Reuters - Business Video Online (Sep. 16, 2014) Amazon CEO Jeff Bezos' startup will team up with Boeing and Lockheed to develop rocket engines as Elon Musk races to have his rockets certified. Fred Katayama reports. Video provided by Reuters
Powered by NewsLook.com
MIT's Robot Cheetah Unleashed — Can Now Run, Jump Freely

MIT's Robot Cheetah Unleashed — Can Now Run, Jump Freely

Newsy (Sep. 16, 2014) MIT developed a robot modeled after a cheetah. It can run up to speeds of 10 mph, though researchers estimate it will eventually reach 30 mph. Video provided by Newsy
Powered by NewsLook.com
Manufacturer Prints 3-D Car In Record Time

Manufacturer Prints 3-D Car In Record Time

Newsy (Sep. 15, 2014) Automobile manufacturer Local Motors created a drivable electric car using a 3-D printer. Printing the body only took 44 hours. Video provided by Newsy
Powered by NewsLook.com
Refurbished New York Subway Tunnel Unveiled After Sandy Damage

Refurbished New York Subway Tunnel Unveiled After Sandy Damage

Reuters - US Online Video (Sep. 15, 2014) New York officials unveil subway tunnels that were refurbished after Superstorm Sandy. Nathan Frandino reports. Video provided by Reuters
Powered by NewsLook.com

Search ScienceDaily

Number of stories in archives: 140,361

Find with keyword(s):
Enter a keyword or phrase to search ScienceDaily for related topics and research stories.

Save/Print:
Share:

Breaking News:
from the past week

In Other News

... from NewsDaily.com

Science News

Health News

Environment News

Technology News



Save/Print:
Share:

Free Subscriptions


Get the latest science news with ScienceDaily's free email newsletters, updated daily and weekly. Or view hourly updated newsfeeds in your RSS reader:

Get Social & Mobile


Keep up to date with the latest news from ScienceDaily via social networks and mobile apps:

Have Feedback?

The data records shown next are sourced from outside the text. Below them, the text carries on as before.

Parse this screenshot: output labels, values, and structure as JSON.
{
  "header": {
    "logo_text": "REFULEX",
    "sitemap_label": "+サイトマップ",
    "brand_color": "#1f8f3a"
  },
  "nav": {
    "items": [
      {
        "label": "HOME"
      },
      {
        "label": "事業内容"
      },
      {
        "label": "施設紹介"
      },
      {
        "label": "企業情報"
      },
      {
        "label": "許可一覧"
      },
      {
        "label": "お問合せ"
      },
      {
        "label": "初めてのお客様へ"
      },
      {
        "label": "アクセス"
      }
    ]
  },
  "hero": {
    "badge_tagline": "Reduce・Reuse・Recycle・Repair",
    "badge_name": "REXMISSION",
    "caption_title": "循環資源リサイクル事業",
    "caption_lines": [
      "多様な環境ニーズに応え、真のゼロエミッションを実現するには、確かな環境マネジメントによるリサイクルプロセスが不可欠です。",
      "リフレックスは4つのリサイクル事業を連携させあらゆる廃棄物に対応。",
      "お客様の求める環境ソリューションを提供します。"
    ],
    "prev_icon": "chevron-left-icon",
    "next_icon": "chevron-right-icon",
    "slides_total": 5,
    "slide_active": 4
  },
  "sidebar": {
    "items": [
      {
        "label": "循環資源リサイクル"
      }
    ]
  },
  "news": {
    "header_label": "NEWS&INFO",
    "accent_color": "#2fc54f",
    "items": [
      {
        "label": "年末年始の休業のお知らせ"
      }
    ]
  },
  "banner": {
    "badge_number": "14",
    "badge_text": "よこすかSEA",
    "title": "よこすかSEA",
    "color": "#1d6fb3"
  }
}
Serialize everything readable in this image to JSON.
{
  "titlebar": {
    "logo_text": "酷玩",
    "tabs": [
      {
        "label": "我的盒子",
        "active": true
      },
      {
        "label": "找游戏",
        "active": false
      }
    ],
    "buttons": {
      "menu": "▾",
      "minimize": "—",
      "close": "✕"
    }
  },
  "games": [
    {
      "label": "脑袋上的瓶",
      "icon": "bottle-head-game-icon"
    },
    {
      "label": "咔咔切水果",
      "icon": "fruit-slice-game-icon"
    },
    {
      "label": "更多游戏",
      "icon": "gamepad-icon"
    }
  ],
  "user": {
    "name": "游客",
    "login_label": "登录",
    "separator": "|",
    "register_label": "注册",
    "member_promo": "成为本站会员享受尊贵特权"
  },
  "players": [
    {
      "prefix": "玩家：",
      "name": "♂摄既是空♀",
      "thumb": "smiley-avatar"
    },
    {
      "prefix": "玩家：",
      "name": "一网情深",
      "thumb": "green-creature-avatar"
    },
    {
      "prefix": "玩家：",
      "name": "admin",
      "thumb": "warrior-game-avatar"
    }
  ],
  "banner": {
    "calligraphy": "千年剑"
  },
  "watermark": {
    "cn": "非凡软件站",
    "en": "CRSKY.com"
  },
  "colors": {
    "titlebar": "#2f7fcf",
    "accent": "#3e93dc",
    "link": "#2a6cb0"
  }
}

Tell us what you think of ScienceDaily -- we welcome both positive and negative comments. Have any problems using the site? Questions?
Mobile: iPhone Android Web
Follow: Facebook Twitter Google+
Subscribe: RSS Feeds Email Newsletters
Latest Headlines Health & Medicine Mind & Brain Space & Time Matter & Energy Computers & Math Plants & Animals Earth & Climate Fossils & Ruins